The first night of freshers week I pretended I was sick so I did not have to go out. People were generally too excited to pay me much mind and I thought they would eventually consider me antisocial and leave me alone after a while. Turns out though that people actually wanted to get to know me. On the second night I tried to same thing but 18 year olds full of vodka tend not to care too much about the sniffles, so I was dragged out of the flat full of terror. I knew we weren't even leaving the campus but the idea of walking into a jammed union bar and having to pretend that every inch of me wasn't screaming, felt impossible.
Five mins into the evening I went outside for a cigarette (the only sociably acceptable reason to leave a freshers evening round of beer pong). I wrapped my arms around myself, trying to slow my breathing and calm the panic that was rising inside of me. I was generally being ignored outside the bar but then a boy from the flat over the hall from me came and stood next to me. He turned his head and said 'are you ok?' I knew that if I looked up at him, he would quickly realise that I was not, so I quietly said 'I am having a panic attack.' Without skipping a beat he said to me: 'I had one this morning.' He went on to explain that he had had an emotional breakdown the year before and was still working on his recovery. His candidness was a revelation to me. I had never heard anyone speak so honestly about their own mental health with no stigma. His bravery imbued me with the strength to tell him my own story. The relief I felt was immense. We stood outside the bar for the rest of the night talking and he was to become my closest friend throughout university.

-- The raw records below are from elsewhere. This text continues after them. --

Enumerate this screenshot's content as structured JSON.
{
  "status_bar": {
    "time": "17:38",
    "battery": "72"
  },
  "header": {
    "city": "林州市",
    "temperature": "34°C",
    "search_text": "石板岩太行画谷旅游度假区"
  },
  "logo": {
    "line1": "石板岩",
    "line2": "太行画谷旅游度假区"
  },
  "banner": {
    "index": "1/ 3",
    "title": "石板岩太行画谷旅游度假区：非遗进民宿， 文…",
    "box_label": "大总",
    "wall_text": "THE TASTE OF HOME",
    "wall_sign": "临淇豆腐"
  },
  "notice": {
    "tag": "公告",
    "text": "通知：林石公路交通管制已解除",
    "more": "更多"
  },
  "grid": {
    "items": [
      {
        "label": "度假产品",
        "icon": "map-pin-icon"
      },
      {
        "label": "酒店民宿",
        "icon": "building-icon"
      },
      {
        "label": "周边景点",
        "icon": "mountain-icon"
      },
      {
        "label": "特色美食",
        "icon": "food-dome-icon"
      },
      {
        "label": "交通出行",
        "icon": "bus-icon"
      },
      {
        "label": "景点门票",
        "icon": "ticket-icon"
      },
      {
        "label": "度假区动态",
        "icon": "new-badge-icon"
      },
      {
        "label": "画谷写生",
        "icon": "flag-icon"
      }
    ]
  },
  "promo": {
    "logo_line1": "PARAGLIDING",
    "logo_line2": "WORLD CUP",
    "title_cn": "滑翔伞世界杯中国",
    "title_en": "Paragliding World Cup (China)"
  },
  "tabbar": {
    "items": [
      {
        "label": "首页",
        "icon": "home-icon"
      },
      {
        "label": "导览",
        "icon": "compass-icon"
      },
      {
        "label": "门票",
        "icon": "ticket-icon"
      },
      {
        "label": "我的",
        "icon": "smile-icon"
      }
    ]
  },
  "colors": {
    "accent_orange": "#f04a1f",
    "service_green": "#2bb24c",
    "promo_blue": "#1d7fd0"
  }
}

That night taught me that speaking out is not something to be scared of. I could have lied to him and pretended that everything was fine as I always had done. By uttering those few words, I not only calmed my own mind, it allowed him to connect to another person in a way that he needed to as well. I realised the power of simply being honest and trusting that you will be heard. Of course, not every interaction can be as positive, but it is now a risk I am willing to take to join the conversation.